A unique structure of the club-like arm of a shrimp that looks like an armoured caterpillar, could help transform military body armour and vehicle and aircraft, says a new finding.
The bright orange fist-like club of the mantis shrimp, or stomatopod, a four-inch long crustacean found in tropical waters, accelerates under water faster than a 22-calibre bullet.
Repeated blows can destroy mollusc shells and crab exoskeletons, both of which have been studied for decades for their impact-resistant qualities, the journal Science reported.
The power of the mantis shrimp is exciting, but David Kisailus, assistant professor at the Bourns College of Engineering, University of California, Riverside and his collaborators, were interested in what enabled the club to withstand 50,000 high-velocity strikes on prey during its lifespan.
Essentially, how does something withstand 50,000 bullet impacts?

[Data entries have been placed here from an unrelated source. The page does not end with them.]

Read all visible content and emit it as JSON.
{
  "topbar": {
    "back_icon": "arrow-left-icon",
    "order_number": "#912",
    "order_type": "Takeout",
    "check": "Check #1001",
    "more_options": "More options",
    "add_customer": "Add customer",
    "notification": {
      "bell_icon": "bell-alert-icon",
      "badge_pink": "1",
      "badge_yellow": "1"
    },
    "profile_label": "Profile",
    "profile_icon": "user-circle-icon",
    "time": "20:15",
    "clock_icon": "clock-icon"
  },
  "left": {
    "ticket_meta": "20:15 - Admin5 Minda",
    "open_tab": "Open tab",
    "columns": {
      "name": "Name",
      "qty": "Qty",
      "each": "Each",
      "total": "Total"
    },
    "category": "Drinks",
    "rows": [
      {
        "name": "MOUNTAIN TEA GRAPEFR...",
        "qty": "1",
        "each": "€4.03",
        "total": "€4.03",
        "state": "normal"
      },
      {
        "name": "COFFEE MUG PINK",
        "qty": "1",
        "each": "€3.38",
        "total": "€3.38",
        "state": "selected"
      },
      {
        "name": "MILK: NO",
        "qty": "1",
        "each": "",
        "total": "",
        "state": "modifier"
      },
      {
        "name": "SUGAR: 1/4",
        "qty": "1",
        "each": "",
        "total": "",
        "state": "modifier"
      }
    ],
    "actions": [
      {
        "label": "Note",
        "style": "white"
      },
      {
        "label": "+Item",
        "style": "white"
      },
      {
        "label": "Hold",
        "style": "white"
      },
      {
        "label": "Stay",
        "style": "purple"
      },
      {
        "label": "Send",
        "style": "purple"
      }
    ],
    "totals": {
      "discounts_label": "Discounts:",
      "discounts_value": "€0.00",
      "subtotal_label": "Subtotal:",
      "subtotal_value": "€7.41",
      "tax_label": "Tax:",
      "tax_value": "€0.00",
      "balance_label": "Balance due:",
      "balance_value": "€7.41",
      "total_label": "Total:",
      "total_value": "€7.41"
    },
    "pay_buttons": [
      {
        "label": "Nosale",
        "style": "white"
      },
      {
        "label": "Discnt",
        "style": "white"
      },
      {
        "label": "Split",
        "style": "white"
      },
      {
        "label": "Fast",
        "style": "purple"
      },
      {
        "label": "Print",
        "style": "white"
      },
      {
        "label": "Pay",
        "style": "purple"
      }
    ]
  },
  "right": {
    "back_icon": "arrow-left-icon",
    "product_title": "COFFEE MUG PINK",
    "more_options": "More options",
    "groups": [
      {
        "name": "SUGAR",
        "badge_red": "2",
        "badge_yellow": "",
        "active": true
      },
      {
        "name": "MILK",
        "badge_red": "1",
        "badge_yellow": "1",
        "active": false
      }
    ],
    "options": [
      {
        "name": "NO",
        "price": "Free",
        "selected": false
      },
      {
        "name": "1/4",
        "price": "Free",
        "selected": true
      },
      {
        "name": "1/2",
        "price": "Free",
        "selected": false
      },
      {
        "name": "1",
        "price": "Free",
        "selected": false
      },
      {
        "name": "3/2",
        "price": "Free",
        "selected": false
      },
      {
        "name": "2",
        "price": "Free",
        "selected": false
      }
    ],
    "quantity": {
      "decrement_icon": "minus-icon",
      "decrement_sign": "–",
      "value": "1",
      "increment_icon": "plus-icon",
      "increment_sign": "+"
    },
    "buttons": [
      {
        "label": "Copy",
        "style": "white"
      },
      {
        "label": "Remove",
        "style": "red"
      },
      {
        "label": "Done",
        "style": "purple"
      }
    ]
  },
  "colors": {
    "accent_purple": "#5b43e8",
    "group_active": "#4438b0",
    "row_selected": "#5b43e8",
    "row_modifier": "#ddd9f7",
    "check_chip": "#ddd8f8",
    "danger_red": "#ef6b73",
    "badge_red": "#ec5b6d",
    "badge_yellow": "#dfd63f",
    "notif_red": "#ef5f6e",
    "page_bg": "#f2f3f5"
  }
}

They found that the club is a highly complex structure, comprising three specialized regions that work together to create a structure tougher than many engineered ceramics, according to a university statement.